Alfrún elf rune, elf secret For the prefix Alf- see above.
The suffix -rún is from OW.Norse rún, itself derived from Germanic *rúnó, with an original sense of “secret, hidden knowledge”.
As a second element -rún should be understood as having the meaning, “she who possesses hidden knowledge”.
Found in West Scandinavia as a mythological name, and as the Old English name Ælfrun.
A short form of names in Rún- or -rún is Runa. FJ pp. 8, 342, 350-351; CV pp. 504 s.v.
Rún; NR s.v. Rúna, Rún-, -rún Álmveig elm strength, elm battle, elm holy, elm intoxication The prefix Álm- is probably identical with Old Icelandic álmr, “elm, elm-tree”.
The etymology of the suffix -veig is unclear.
It may derive from OW.Norse veig “strong, powerful,” which comes from Germanic *waizó, or it may instead come from OW.Norse víg “battle” and the OW.Norse adjective vígr “competent in battle, skilled with weapons”.
There is a slight possibility that -veig may instead be derived from OW.Norse vé “holy place” (compare with the Gothic adjective weihs “holy”). Cleasby-Vigfusson suggests a fourth possible derivation, from Old Icelandic veig, “a strong drink, alcoholic beverage” used of beer and the Mead of Poetry.
It is uncertain whether the name Álmveig was ever used of human persons, as it appears in the Hyndluljóð in the Poetic Edda. CV pp. 43, 690 s.v. álmr, veig; NR s.v. -væig Álof, Álöf ancestral inheritance The feminine form of Óláfr. The prefix is from *Anu-, “ancestor.” For the suffix -leif see above.
This name is found in Landnámabók for Álöf Ófeigsdóttir in ch. 21; Álöf, the daughter of Þórsteinn rauðr (“the red”) in ch. 37; Álöf Þorgrímsdóttir in ch. 40; Álöf Ingólfsdóttir in ch. 52; Álöf, the daughter of Ragnar loðbrókkr (“shaggy-breeches”) in ch. 55; Álöf, the daughter of king Haraldr hárfagra (“fair-hair”) in ch. 82; Álöf, the daughter of Böðvarr Víkinga-Kárason of Vörs in ch. 99; and Álöf, the daughter of Þórðr vaggagði (“squat-wiggle”) in ch. 99. GB pp. 8; FJ pp. 6, 342, 350; NR s.v. -læif/-löf, -læifR/-lafR Alvé, Alví protection holy place, protection priestess For the prefix Al- see above. The suffix -ví comes from the Germanic *-wíhó, derived from Germanic *-wíhaz and related to the Gothic adjective weihs “holy” – thus the sense should be “priest”.
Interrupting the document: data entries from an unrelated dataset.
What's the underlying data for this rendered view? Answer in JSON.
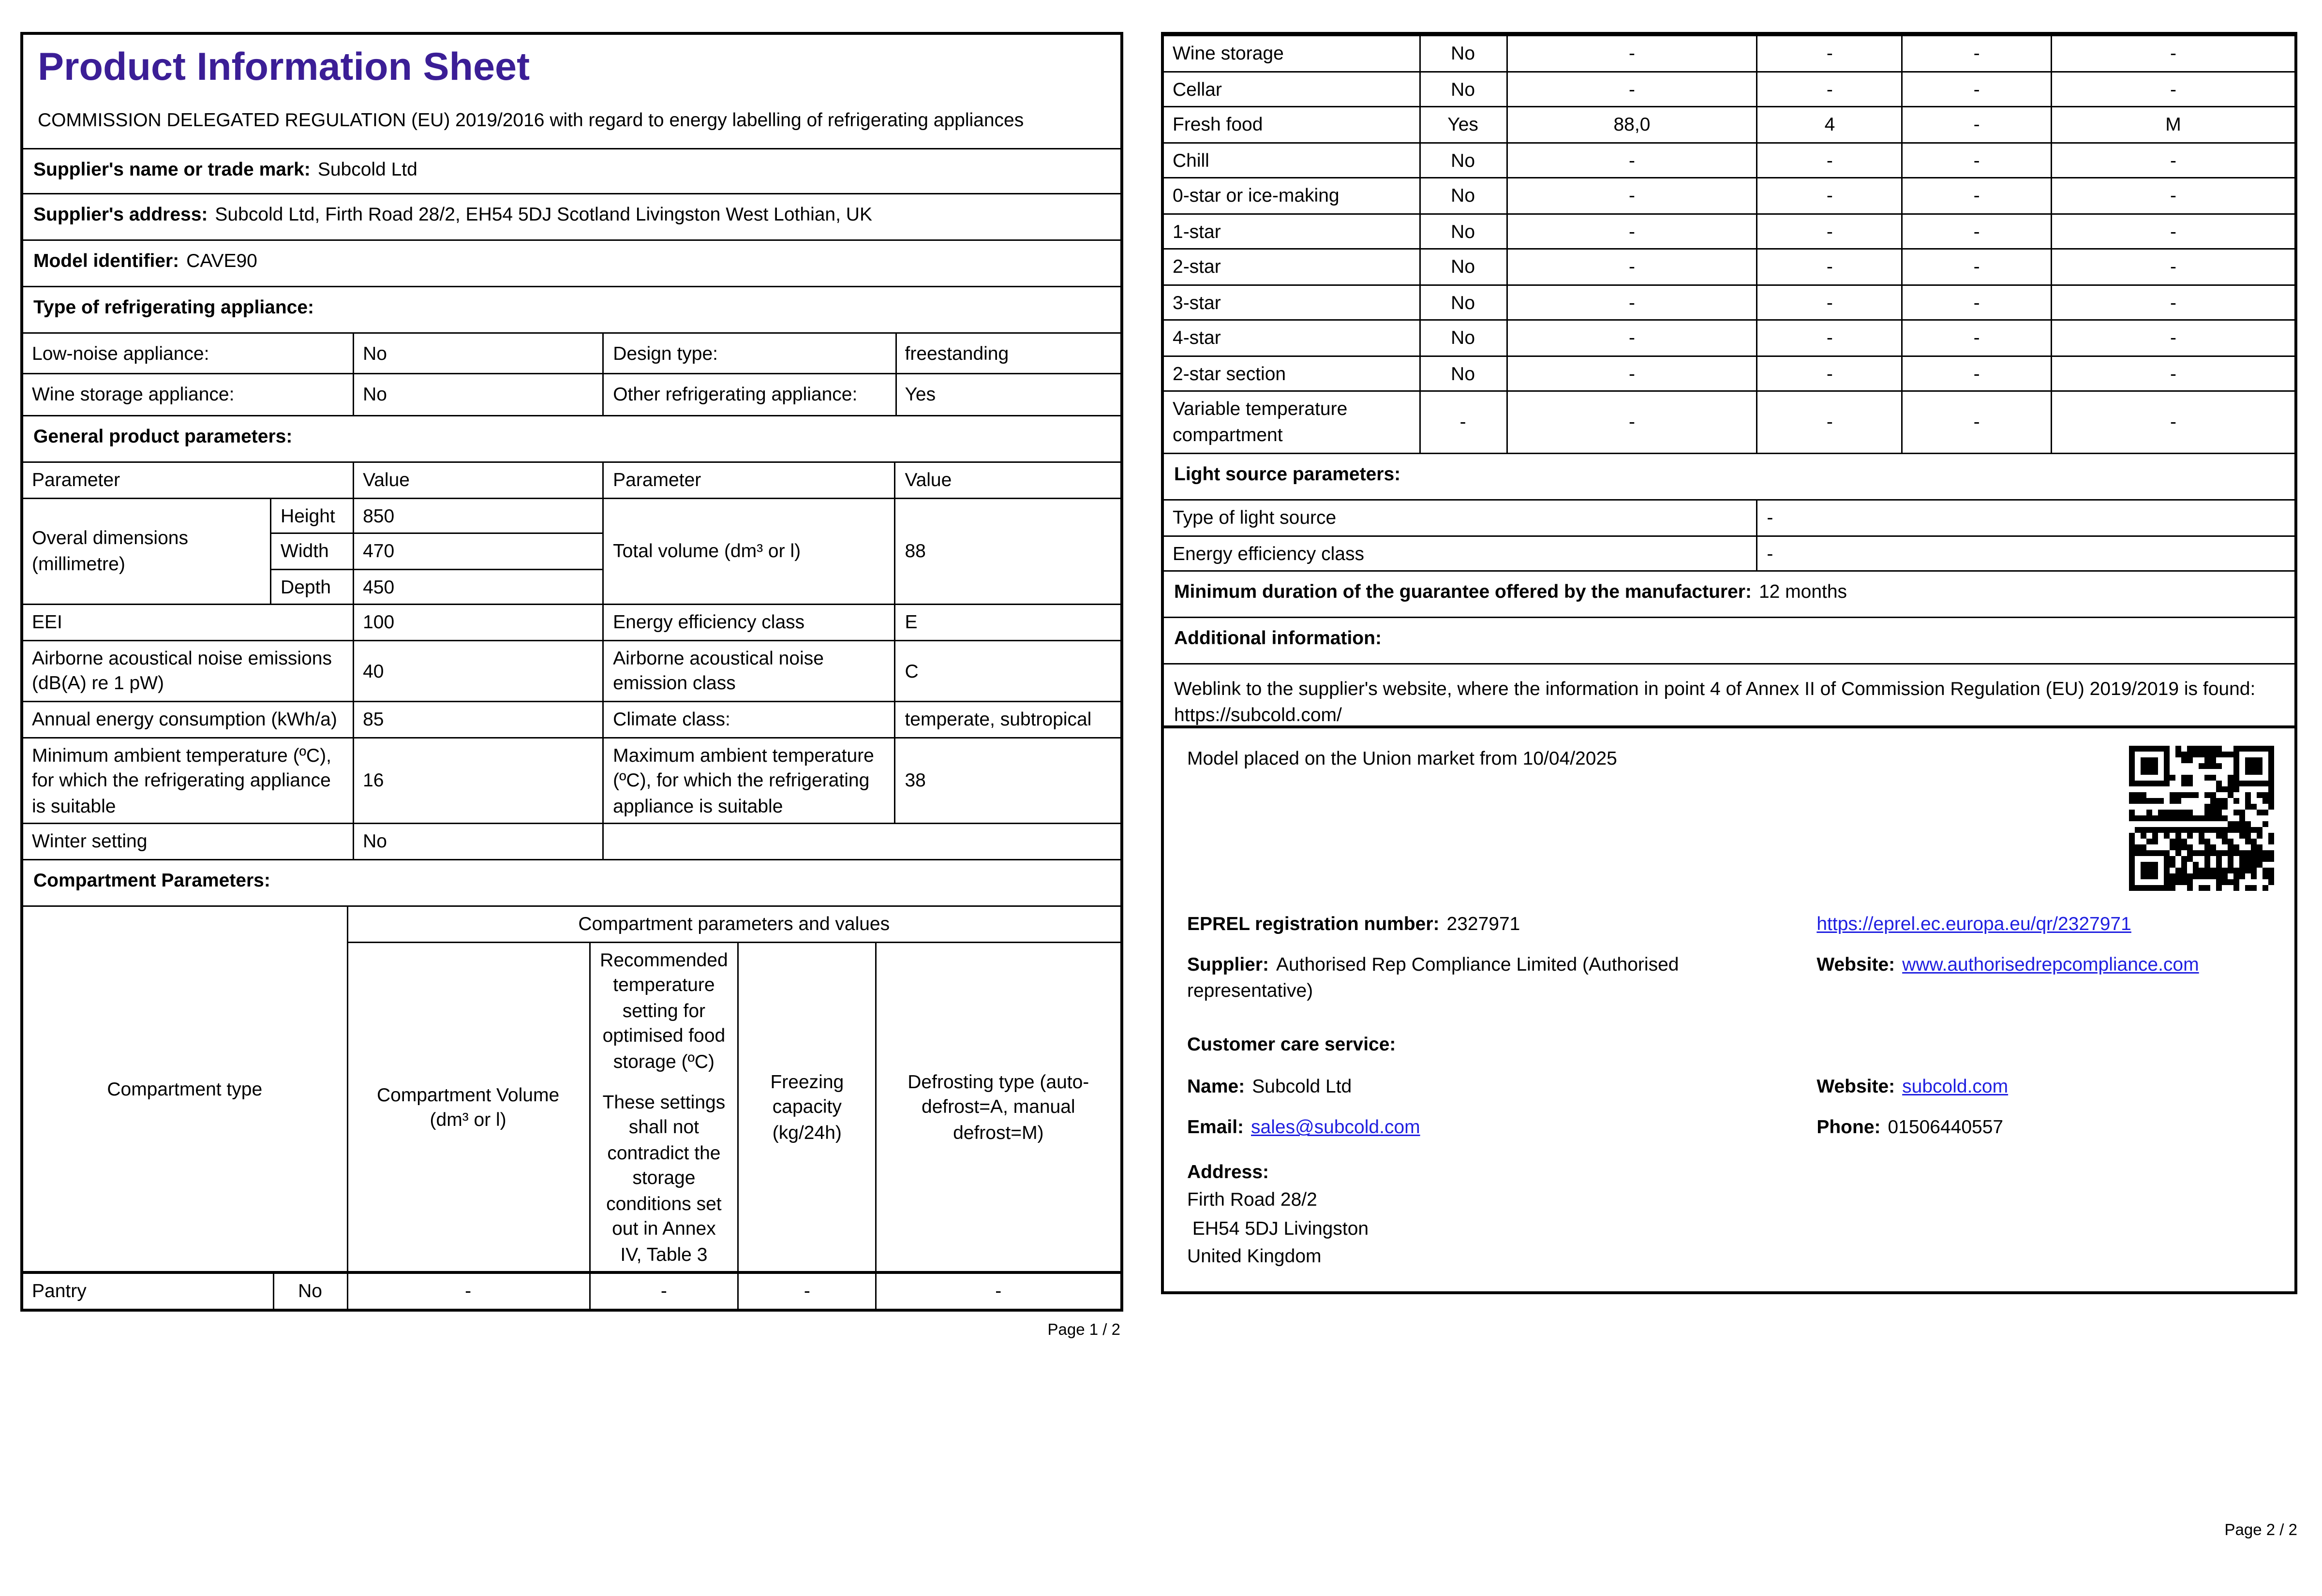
{
  "colors": {
    "title_purple": "#3B1E96",
    "link_blue": "#1F1FE0"
  },
  "page1": {
    "title": "Product Information Sheet",
    "regulation": "COMMISSION DELEGATED REGULATION (EU) 2019/2016 with regard to energy labelling of refrigerating appliances",
    "supplier_name": {
      "label": "Supplier's name or trade mark:",
      "value": "Subcold Ltd"
    },
    "supplier_address": {
      "label": "Supplier's address:",
      "value": "Subcold Ltd, Firth Road 28/2, EH54 5DJ Scotland Livingston West Lothian, UK"
    },
    "model": {
      "label": "Model identifier:",
      "value": "CAVE90"
    },
    "sections": {
      "type": "Type of refrigerating appliance:",
      "general": "General product parameters:",
      "compartment": "Compartment Parameters:"
    },
    "type_table": {
      "low_noise_label": "Low-noise appliance:",
      "low_noise_value": "No",
      "design_label": "Design type:",
      "design_value": "freestanding",
      "wine_label": "Wine storage appliance:",
      "wine_value": "No",
      "other_label": "Other refrigerating appliance:",
      "other_value": "Yes"
    },
    "gpp": {
      "headers": [
        "Parameter",
        "Value",
        "Parameter",
        "Value"
      ],
      "dimensions_label": "Overal dimensions (millimetre)",
      "height_label": "Height",
      "height_value": "850",
      "width_label": "Width",
      "width_value": "470",
      "depth_label": "Depth",
      "depth_value": "450",
      "volume_label": "Total volume (dm³ or l)",
      "volume_value": "88",
      "eei_label": "EEI",
      "eei_value": "100",
      "eec_label": "Energy efficiency class",
      "eec_value": "E",
      "noise_label": "Airborne acoustical noise emissions (dB(A) re 1 pW)",
      "noise_value": "40",
      "noise_class_label": "Airborne acoustical noise emission class",
      "noise_class_value": "C",
      "energy_label": "Annual energy consumption (kWh/a)",
      "energy_value": "85",
      "climate_label": "Climate class:",
      "climate_value": "temperate, subtropical",
      "min_temp_label": "Minimum ambient temperature (ºC), for which the refrigerating appliance is suitable",
      "min_temp_value": "16",
      "max_temp_label": "Maximum ambient temperature (ºC), for which the refrigerating appliance is suitable",
      "max_temp_value": "38",
      "winter_label": "Winter setting",
      "winter_value": "No"
    },
    "comp_table": {
      "span_header": "Compartment parameters and values",
      "type_header": "Compartment type",
      "volume_header": "Compartment Volume (dm³ or l)",
      "temp_header": "Recommended temperature setting for optimised food storage (ºC)",
      "temp_note": "These settings shall not contradict the storage conditions set out in Annex IV, Table 3",
      "freezing_header": "Freezing capacity (kg/24h)",
      "defrost_header": "Defrosting type (auto-defrost=A, manual defrost=M)",
      "pantry": {
        "name": "Pantry",
        "flag": "No",
        "volume": "-",
        "temp": "-",
        "freezing": "-",
        "defrost": "-"
      }
    },
    "footer": "Page 1 / 2"
  },
  "page2": {
    "compartment_rows": [
      {
        "name": "Wine storage",
        "flag": "No",
        "volume": "-",
        "temp": "-",
        "freezing": "-",
        "defrost": "-"
      },
      {
        "name": "Cellar",
        "flag": "No",
        "volume": "-",
        "temp": "-",
        "freezing": "-",
        "defrost": "-"
      },
      {
        "name": "Fresh food",
        "flag": "Yes",
        "volume": "88,0",
        "temp": "4",
        "freezing": "-",
        "defrost": "M"
      },
      {
        "name": "Chill",
        "flag": "No",
        "volume": "-",
        "temp": "-",
        "freezing": "-",
        "defrost": "-"
      },
      {
        "name": "0-star or ice-making",
        "flag": "No",
        "volume": "-",
        "temp": "-",
        "freezing": "-",
        "defrost": "-"
      },
      {
        "name": "1-star",
        "flag": "No",
        "volume": "-",
        "temp": "-",
        "freezing": "-",
        "defrost": "-"
      },
      {
        "name": "2-star",
        "flag": "No",
        "volume": "-",
        "temp": "-",
        "freezing": "-",
        "defrost": "-"
      },
      {
        "name": "3-star",
        "flag": "No",
        "volume": "-",
        "temp": "-",
        "freezing": "-",
        "defrost": "-"
      },
      {
        "name": "4-star",
        "flag": "No",
        "volume": "-",
        "temp": "-",
        "freezing": "-",
        "defrost": "-"
      },
      {
        "name": "2-star section",
        "flag": "No",
        "volume": "-",
        "temp": "-",
        "freezing": "-",
        "defrost": "-"
      },
      {
        "name": "Variable temperature compartment",
        "flag": "-",
        "volume": "-",
        "temp": "-",
        "freezing": "-",
        "defrost": "-"
      }
    ],
    "light_section": "Light source parameters:",
    "light_rows": [
      {
        "label": "Type of light source",
        "value": "-"
      },
      {
        "label": "Energy efficiency class",
        "value": "-"
      }
    ],
    "guarantee": {
      "label": "Minimum duration of the guarantee offered by the manufacturer:",
      "value": "12 months"
    },
    "additional_section": "Additional information:",
    "weblink": {
      "text": "Weblink to the supplier's website, where the information in point 4 of Annex II of Commission Regulation (EU) 2019/2019 is found:",
      "url": "https://subcold.com/"
    },
    "market_text": "Model placed on the Union market from 10/04/2025",
    "eprel": {
      "label": "EPREL registration number:",
      "value": "2327971",
      "link": "https://eprel.ec.europa.eu/qr/2327971"
    },
    "supplier": {
      "label": "Supplier:",
      "value": "Authorised Rep Compliance Limited (Authorised representative)",
      "website_label": "Website:",
      "website": "www.authorisedrepcompliance.com"
    },
    "care_section": "Customer care service:",
    "care": {
      "name_label": "Name:",
      "name": "Subcold Ltd",
      "website_label": "Website:",
      "website": "subcold.com",
      "email_label": "Email:",
      "email": "sales@subcold.com",
      "phone_label": "Phone:",
      "phone": "01506440557"
    },
    "address": {
      "label": "Address:",
      "lines": [
        "Firth Road 28/2",
        " EH54 5DJ Livingston",
        "United Kingdom"
      ]
    },
    "footer": "Page 2 / 2"
  }
}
A runic example is found in the nominative case as alui. NR s.v.
Alví, Al-, -ví, -vér Alvör fortune defender For the prefix Al- see above. The suffix vör is the feminine form corresponding to the masculine suffix -varr, from *-waró “to be vigilant” (compare to the OW.Norse adjective varr “vigilant”), derived from Germanic *-waraz or *-warjaz “defend, protect” and related to the Old Norse verb verja, “defend”. GB pp. 7; FJ pp. 342, 351-352 Alþrúðr protection strength For the prefix Al- see above. The suffix -þrúðr is from OW.Norse *þrúðr, possibly from Primitive Scandinavian *þrúþió < *þrúþi, "strength, power, force" and also appears in the mythology as the name of the goddess Þrúðr, daughter of the god Thórr and the goddess Sif. Runic examples occur as the nominative form (a)lrþuþr and the accusative alþruþi. CV p. 747 s.v. Þrúðr, Þrúða; NR s.v.
Alþrúðr, Al-, -þrúðr Amma grandmother
Read more about 52; Álöf, the daughter of Ragnar loðbrókkr (“shaggy-breeches”) in ch: